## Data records

━━━━━━━━

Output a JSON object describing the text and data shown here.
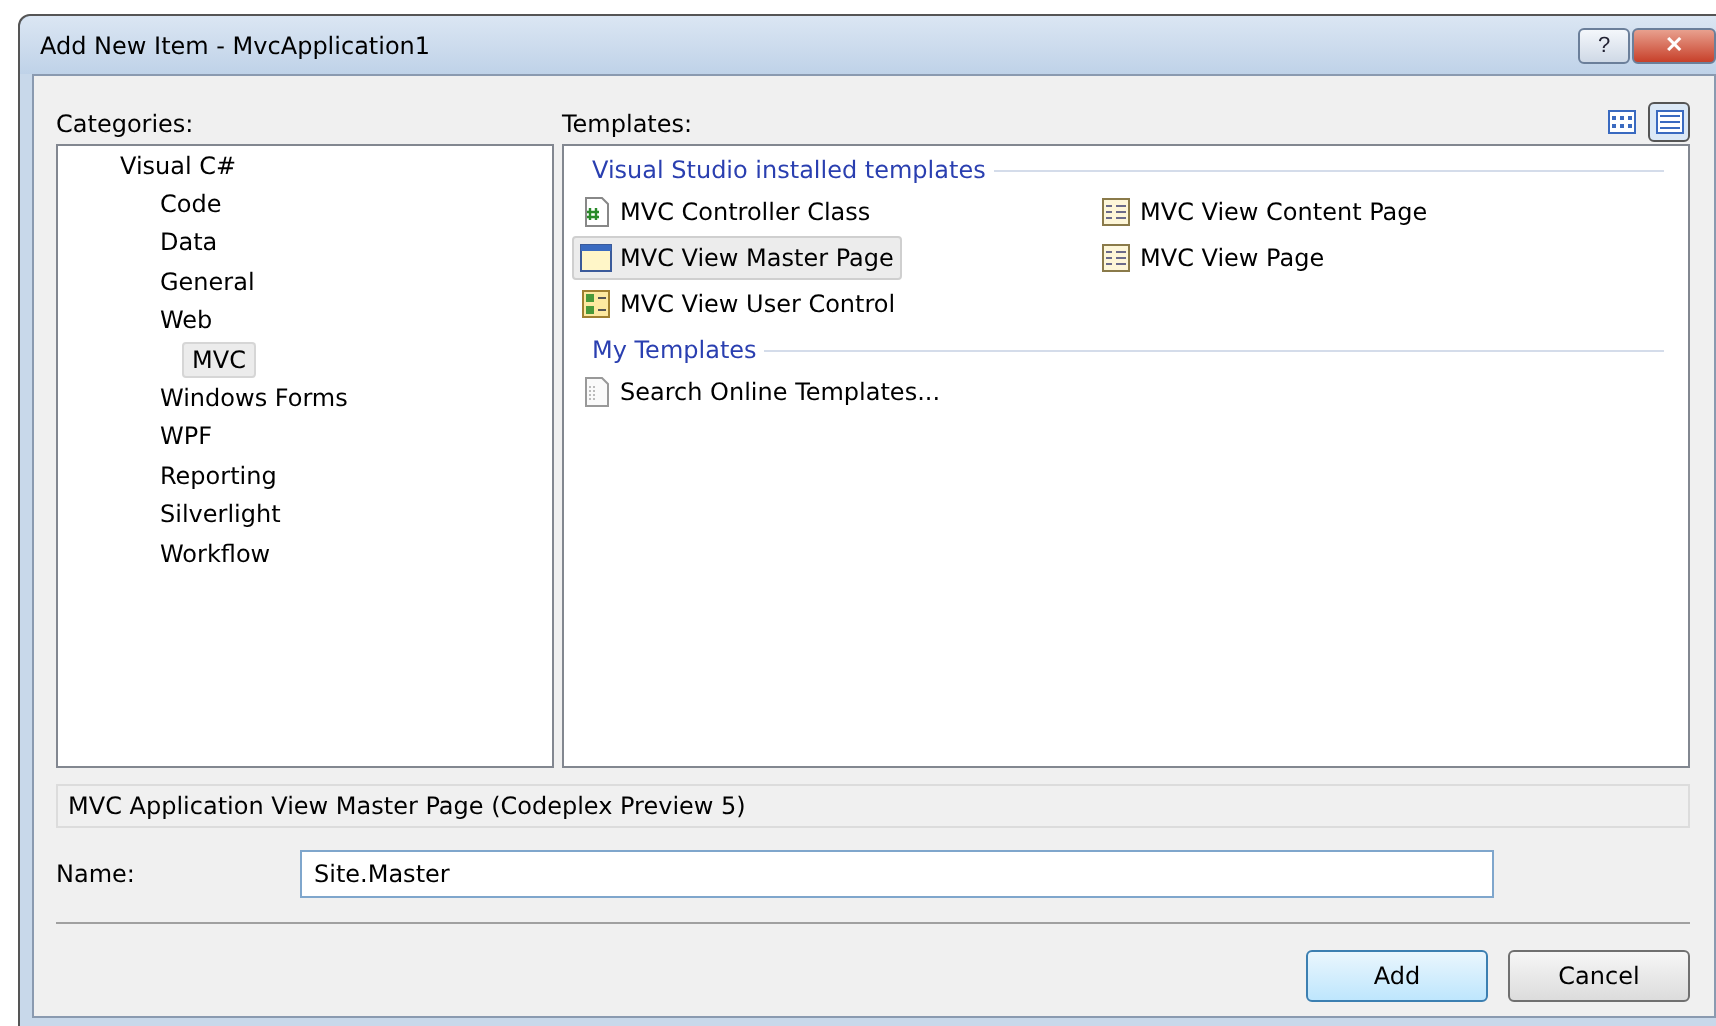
{
  "window": {
    "title": "Add New Item - MvcApplication1",
    "help": "?",
    "close": "✕"
  },
  "categories": {
    "label": "Categories:",
    "items": [
      {
        "label": "Visual C#",
        "selected": false,
        "children": [
          {
            "label": "Code",
            "selected": false
          },
          {
            "label": "Data",
            "selected": false
          },
          {
            "label": "General",
            "selected": false
          },
          {
            "label": "Web",
            "selected": false,
            "children": [
              {
                "label": "MVC",
                "selected": true
              }
            ]
          },
          {
            "label": "Windows Forms",
            "selected": false
          },
          {
            "label": "WPF",
            "selected": false
          },
          {
            "label": "Reporting",
            "selected": false
          },
          {
            "label": "Silverlight",
            "selected": false
          },
          {
            "label": "Workflow",
            "selected": false
          }
        ]
      }
    ]
  },
  "templates": {
    "label": "Templates:",
    "view_buttons": [
      {
        "kind": "icons",
        "selected": false
      },
      {
        "kind": "list",
        "selected": true
      }
    ],
    "groups": [
      {
        "title": "Visual Studio installed templates",
        "items": [
          {
            "label": "MVC Controller Class",
            "kind": "class",
            "selected": false
          },
          {
            "label": "MVC View Content Page",
            "kind": "page",
            "selected": false
          },
          {
            "label": "MVC View Master Page",
            "kind": "master",
            "selected": true
          },
          {
            "label": "MVC View Page",
            "kind": "page",
            "selected": false
          },
          {
            "label": "MVC View User Control",
            "kind": "control",
            "selected": false
          }
        ]
      },
      {
        "title": "My Templates",
        "items": [
          {
            "label": "Search Online Templates...",
            "kind": "search",
            "selected": false
          }
        ]
      }
    ]
  },
  "description": "MVC Application View Master Page (Codeplex Preview 5)",
  "name_field": {
    "label": "Name:",
    "value": "Site.Master"
  },
  "buttons": [
    {
      "label": "Add",
      "default": true
    },
    {
      "label": "Cancel",
      "default": false
    }
  ]
}
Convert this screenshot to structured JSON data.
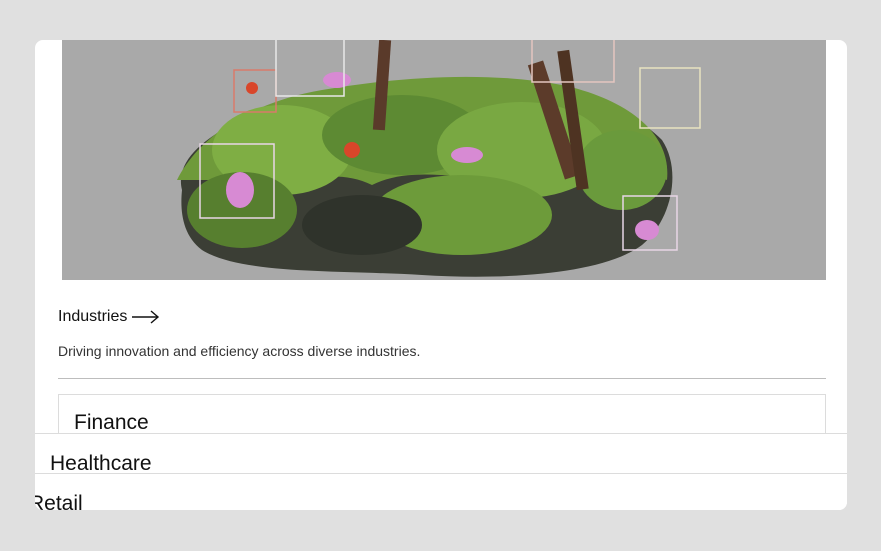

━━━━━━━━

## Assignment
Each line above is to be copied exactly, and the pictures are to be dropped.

## Result for this exercise
Output a JSON object describing the text and data shown here.
{
  "window": {
    "title": "Add New Item - MvcApplication1",
    "help": "?",
    "close": "✕"
  },
  "categories": {
    "label": "Categories:",
    "items": [
      {
        "label": "Visual C#",
        "selected": false,
        "children": [
          {
            "label": "Code",
            "selected": false
          },
          {
            "label": "Data",
            "selected": false
          },
          {
            "label": "General",
            "selected": false
          },
          {
            "label": "Web",
            "selected": false,
            "children": [
              {
                "label": "MVC",
                "selected": true
              }
            ]
          },
          {
            "label": "Windows Forms",
            "selected": false
          },
          {
            "label": "WPF",
            "selected": false
          },
          {
            "label": "Reporting",
            "selected": false
          },
          {
            "label": "Silverlight",
            "selected": false
          },
          {
            "label": "Workflow",
            "selected": false
          }
        ]
      }
    ]
  },
  "templates": {
    "label": "Templates:",
    "view_buttons": [
      {
        "kind": "icons",
        "selected": false
      },
      {
        "kind": "list",
        "selected": true
      }
    ],
    "groups": [
      {
        "title": "Visual Studio installed templates",
        "items": [
          {
            "label": "MVC Controller Class",
            "kind": "class",
            "selected": false
          },
          {
            "label": "MVC View Content Page",
            "kind": "page",
            "selected": false
          },
          {
            "label": "MVC View Master Page",
            "kind": "master",
            "selected": true
          },
          {
            "label": "MVC View Page",
            "kind": "page",
            "selected": false
          },
          {
            "label": "MVC View User Control",
            "kind": "control",
            "selected": false
          }
        ]
      },
      {
        "title": "My Templates",
        "items": [
          {
            "label": "Search Online Templates...",
            "kind": "search",
            "selected": false
          }
        ]
      }
    ]
  },
  "description": "MVC Application View Master Page (Codeplex Preview 5)",
  "name_field": {
    "label": "Name:",
    "value": "Site.Master"
  },
  "buttons": [
    {
      "label": "Add",
      "default": true
    },
    {
      "label": "Cancel",
      "default": false
    }
  ]
}
Convert this screenshot to structured JSON data.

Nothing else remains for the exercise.